Some more expensive rain suits have zippers running underneath the sleeves and are lined with mesh. When you get hot, simply unzip them to let air circulate and help you stay school. Velcro closures around the wrist are a good idea, too, because they prevent water from running into the sleeve and down your arm when you move around to cast or reel in your catch.
Look for something similar around the ankles. This lets you keep the cuffs of your pants secure inside the suit instead of hanging out of the bottom, soaking up water.
If you have a rain suit that seems to be losing its ability to repel water, don’t replace it right away. There are some quick and easy products that can refresh it instead of buying a new one. Some wash-in products are quite effective. All you have to do is put your rain suit in the washing machine, stop it during the soak cycle, and use the product, letting it sit for a certain amount of time. Then, turn the machine back on and let the wash cycle finish. There are also some sprays that can make your rain suit repel water again, too. If, after trying these products, your suit still isn’t cutting it, it’s probably time for a replacement.
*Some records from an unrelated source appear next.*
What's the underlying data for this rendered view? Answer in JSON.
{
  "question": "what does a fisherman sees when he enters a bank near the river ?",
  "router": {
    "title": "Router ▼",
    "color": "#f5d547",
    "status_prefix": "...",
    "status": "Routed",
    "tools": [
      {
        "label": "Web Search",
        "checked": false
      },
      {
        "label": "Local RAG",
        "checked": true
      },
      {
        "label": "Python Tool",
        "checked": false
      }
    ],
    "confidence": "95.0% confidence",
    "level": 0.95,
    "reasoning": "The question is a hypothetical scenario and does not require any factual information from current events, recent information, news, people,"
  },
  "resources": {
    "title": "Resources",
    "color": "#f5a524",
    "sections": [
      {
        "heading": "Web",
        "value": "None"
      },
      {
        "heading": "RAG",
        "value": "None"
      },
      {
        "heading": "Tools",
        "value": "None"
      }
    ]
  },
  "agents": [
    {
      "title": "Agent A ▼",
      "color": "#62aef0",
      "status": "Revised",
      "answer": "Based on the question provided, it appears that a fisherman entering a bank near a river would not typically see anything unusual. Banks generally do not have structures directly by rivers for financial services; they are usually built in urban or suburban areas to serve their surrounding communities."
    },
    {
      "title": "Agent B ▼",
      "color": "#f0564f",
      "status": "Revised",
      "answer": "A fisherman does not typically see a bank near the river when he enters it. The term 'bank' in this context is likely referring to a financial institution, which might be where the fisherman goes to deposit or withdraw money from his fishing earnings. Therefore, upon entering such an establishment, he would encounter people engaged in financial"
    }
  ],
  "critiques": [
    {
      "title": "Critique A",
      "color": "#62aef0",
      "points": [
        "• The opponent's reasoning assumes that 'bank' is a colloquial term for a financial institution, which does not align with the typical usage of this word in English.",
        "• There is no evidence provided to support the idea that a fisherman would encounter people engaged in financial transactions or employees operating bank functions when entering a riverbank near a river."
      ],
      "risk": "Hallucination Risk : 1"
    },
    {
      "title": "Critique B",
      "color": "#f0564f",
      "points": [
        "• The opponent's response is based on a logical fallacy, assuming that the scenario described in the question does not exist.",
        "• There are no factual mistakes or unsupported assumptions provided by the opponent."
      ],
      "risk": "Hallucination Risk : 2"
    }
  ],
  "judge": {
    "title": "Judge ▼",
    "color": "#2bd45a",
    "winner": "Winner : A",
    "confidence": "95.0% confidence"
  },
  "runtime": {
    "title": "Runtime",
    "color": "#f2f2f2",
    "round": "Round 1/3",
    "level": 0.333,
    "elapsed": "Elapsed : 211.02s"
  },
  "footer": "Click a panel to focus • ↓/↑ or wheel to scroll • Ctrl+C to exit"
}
Your shoes are really important, too. Waterproof boots are essential for fishing in the rain. There are a lot of options to choose from but you don’t necessarily have to spring for an expensive insulated pair. Non-insulated boots can be used year-round, just add another layer of socks if your feet start to get cold.
It might sound odd to suggest wearing sunglasses when it’s gray and dreary outside, but some lenses actually make it easier to see in this type of weather. Yellow or amber-tinted sunglasses block out the blue light from the sun, which is what you’re primarily seeing on cloudy, rainy days. They let just the right light pass through so you can see better in the rain and protect your eyes from UV light at the same time.
Finally, if you spend a lot of time boat fishing, it’s a good idea to get something to protect your face and eyes from harsh, stinging rain. Some anglers choose to wear a full-faced helmet while others find ski goggles are more comfortable.
Fishing In the Rain
Some anglers aren’t going to let any rain spoil their day down by the water, and why should they? With the right gear, you can stay dry and continue to enjoy yourself, regardless of the weather. Remember, rain, temperature changes, water level, and runoff all affect fish activity, so you might have to change up your location to find where they’re hiding, but fishing in the rain is a fun, challenging, and safe activity, as long as you’re prepared.
Source of Featured Image: canva.com